*** Records for processing

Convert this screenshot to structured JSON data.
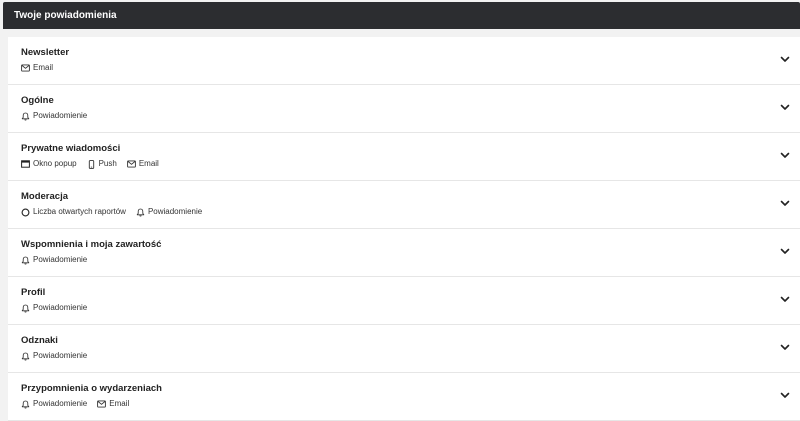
{
  "header": {
    "title": "Twoje powiadomienia"
  },
  "sections": [
    {
      "title": "Newsletter",
      "channels": [
        {
          "icon": "mail-icon",
          "label": "Email"
        }
      ]
    },
    {
      "title": "Ogólne",
      "channels": [
        {
          "icon": "bell-icon",
          "label": "Powiadomienie"
        }
      ]
    },
    {
      "title": "Prywatne wiadomości",
      "channels": [
        {
          "icon": "window-icon",
          "label": "Okno popup"
        },
        {
          "icon": "phone-icon",
          "label": "Push"
        },
        {
          "icon": "mail-icon",
          "label": "Email"
        }
      ]
    },
    {
      "title": "Moderacja",
      "channels": [
        {
          "icon": "circle-icon",
          "label": "Liczba otwartych raportów"
        },
        {
          "icon": "bell-icon",
          "label": "Powiadomienie"
        }
      ]
    },
    {
      "title": "Wspomnienia i moja zawartość",
      "channels": [
        {
          "icon": "bell-icon",
          "label": "Powiadomienie"
        }
      ]
    },
    {
      "title": "Profil",
      "channels": [
        {
          "icon": "bell-icon",
          "label": "Powiadomienie"
        }
      ]
    },
    {
      "title": "Odznaki",
      "channels": [
        {
          "icon": "bell-icon",
          "label": "Powiadomienie"
        }
      ]
    },
    {
      "title": "Przypomnienia o wydarzeniach",
      "channels": [
        {
          "icon": "bell-icon",
          "label": "Powiadomienie"
        },
        {
          "icon": "mail-icon",
          "label": "Email"
        }
      ]
    }
  ],
  "expand_icon": "chevron-down-icon"
}
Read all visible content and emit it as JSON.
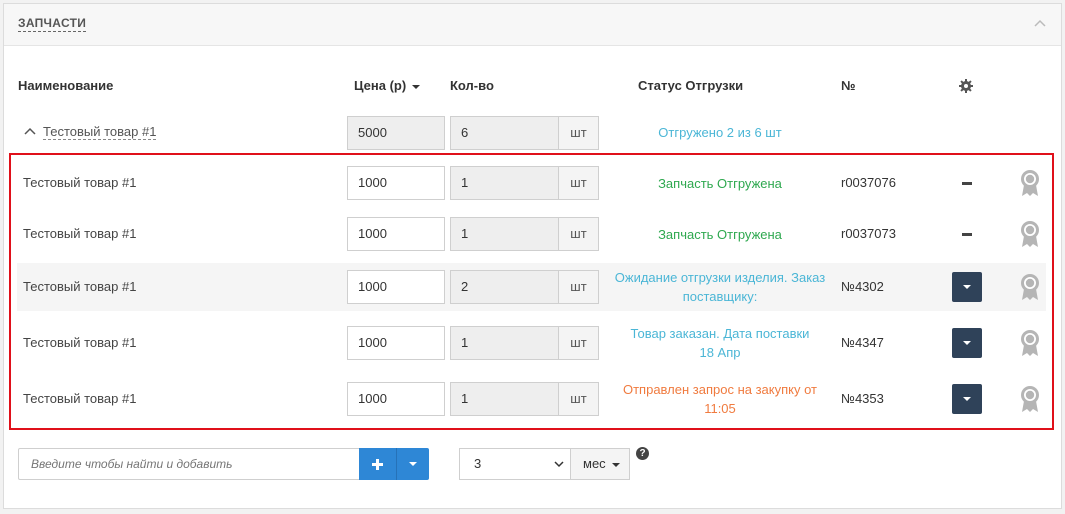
{
  "panel": {
    "title": "ЗАПЧАСТИ"
  },
  "columns": {
    "name": "Наименование",
    "price": "Цена (р)",
    "qty": "Кол-во",
    "status": "Статус Отгрузки",
    "num": "№"
  },
  "group": {
    "name": "Тестовый товар #1",
    "price": "5000",
    "qty": "6",
    "unit": "шт",
    "status": "Отгружено 2 из 6 шт",
    "status_color": "#4bb6d6"
  },
  "rows": [
    {
      "name": "Тестовый товар #1",
      "price": "1000",
      "qty": "1",
      "unit": "шт",
      "status_lines": [
        "Запчасть Отгружена"
      ],
      "status_color": "#2ea84f",
      "num": "r0037076",
      "action": "minus"
    },
    {
      "name": "Тестовый товар #1",
      "price": "1000",
      "qty": "1",
      "unit": "шт",
      "status_lines": [
        "Запчасть Отгружена"
      ],
      "status_color": "#2ea84f",
      "num": "r0037073",
      "action": "minus"
    },
    {
      "name": "Тестовый товар #1",
      "price": "1000",
      "qty": "2",
      "unit": "шт",
      "status_lines": [
        "Ожидание отгрузки изделия. Заказ",
        "поставщику:"
      ],
      "status_color": "#4bb6d6",
      "num": "№4302",
      "action": "dropdown"
    },
    {
      "name": "Тестовый товар #1",
      "price": "1000",
      "qty": "1",
      "unit": "шт",
      "status_lines": [
        "Товар заказан. Дата поставки",
        "18 Апр"
      ],
      "status_color": "#4bb6d6",
      "num": "№4347",
      "action": "dropdown"
    },
    {
      "name": "Тестовый товар #1",
      "price": "1000",
      "qty": "1",
      "unit": "шт",
      "status_lines": [
        "Отправлен запрос на закупку от",
        "11:05"
      ],
      "status_color": "#f07b3f",
      "num": "№4353",
      "action": "dropdown"
    }
  ],
  "footer": {
    "search_placeholder": "Введите чтобы найти и добавить",
    "period_value": "3",
    "period_unit": "мес",
    "help": "?"
  },
  "icons": {
    "collapse": "chevron-up-icon",
    "settings": "gear-icon",
    "expand": "chevron-up-icon",
    "award": "award-icon",
    "add": "plus-icon"
  }
}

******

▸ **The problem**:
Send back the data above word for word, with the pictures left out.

▸ **Answer for the task**:
Convert this screenshot to structured JSON data.
{
  "header": {
    "title": "Twoje powiadomienia"
  },
  "sections": [
    {
      "title": "Newsletter",
      "channels": [
        {
          "icon": "mail-icon",
          "label": "Email"
        }
      ]
    },
    {
      "title": "Ogólne",
      "channels": [
        {
          "icon": "bell-icon",
          "label": "Powiadomienie"
        }
      ]
    },
    {
      "title": "Prywatne wiadomości",
      "channels": [
        {
          "icon": "window-icon",
          "label": "Okno popup"
        },
        {
          "icon": "phone-icon",
          "label": "Push"
        },
        {
          "icon": "mail-icon",
          "label": "Email"
        }
      ]
    },
    {
      "title": "Moderacja",
      "channels": [
        {
          "icon": "circle-icon",
          "label": "Liczba otwartych raportów"
        },
        {
          "icon": "bell-icon",
          "label": "Powiadomienie"
        }
      ]
    },
    {
      "title": "Wspomnienia i moja zawartość",
      "channels": [
        {
          "icon": "bell-icon",
          "label": "Powiadomienie"
        }
      ]
    },
    {
      "title": "Profil",
      "channels": [
        {
          "icon": "bell-icon",
          "label": "Powiadomienie"
        }
      ]
    },
    {
      "title": "Odznaki",
      "channels": [
        {
          "icon": "bell-icon",
          "label": "Powiadomienie"
        }
      ]
    },
    {
      "title": "Przypomnienia o wydarzeniach",
      "channels": [
        {
          "icon": "bell-icon",
          "label": "Powiadomienie"
        },
        {
          "icon": "mail-icon",
          "label": "Email"
        }
      ]
    }
  ],
  "expand_icon": "chevron-down-icon"
}
Read all visible content and emit it as JSON.
{
  "panel": {
    "title": "ЗАПЧАСТИ"
  },
  "columns": {
    "name": "Наименование",
    "price": "Цена (р)",
    "qty": "Кол-во",
    "status": "Статус Отгрузки",
    "num": "№"
  },
  "group": {
    "name": "Тестовый товар #1",
    "price": "5000",
    "qty": "6",
    "unit": "шт",
    "status": "Отгружено 2 из 6 шт",
    "status_color": "#4bb6d6"
  },
  "rows": [
    {
      "name": "Тестовый товар #1",
      "price": "1000",
      "qty": "1",
      "unit": "шт",
      "status_lines": [
        "Запчасть Отгружена"
      ],
      "status_color": "#2ea84f",
      "num": "r0037076",
      "action": "minus"
    },
    {
      "name": "Тестовый товар #1",
      "price": "1000",
      "qty": "1",
      "unit": "шт",
      "status_lines": [
        "Запчасть Отгружена"
      ],
      "status_color": "#2ea84f",
      "num": "r0037073",
      "action": "minus"
    },
    {
      "name": "Тестовый товар #1",
      "price": "1000",
      "qty": "2",
      "unit": "шт",
      "status_lines": [
        "Ожидание отгрузки изделия. Заказ",
        "поставщику:"
      ],
      "status_color": "#4bb6d6",
      "num": "№4302",
      "action": "dropdown"
    },
    {
      "name": "Тестовый товар #1",
      "price": "1000",
      "qty": "1",
      "unit": "шт",
      "status_lines": [
        "Товар заказан. Дата поставки",
        "18 Апр"
      ],
      "status_color": "#4bb6d6",
      "num": "№4347",
      "action": "dropdown"
    },
    {
      "name": "Тестовый товар #1",
      "price": "1000",
      "qty": "1",
      "unit": "шт",
      "status_lines": [
        "Отправлен запрос на закупку от",
        "11:05"
      ],
      "status_color": "#f07b3f",
      "num": "№4353",
      "action": "dropdown"
    }
  ],
  "footer": {
    "search_placeholder": "Введите чтобы найти и добавить",
    "period_value": "3",
    "period_unit": "мес",
    "help": "?"
  },
  "icons": {
    "collapse": "chevron-up-icon",
    "settings": "gear-icon",
    "expand": "chevron-up-icon",
    "award": "award-icon",
    "add": "plus-icon"
  }
}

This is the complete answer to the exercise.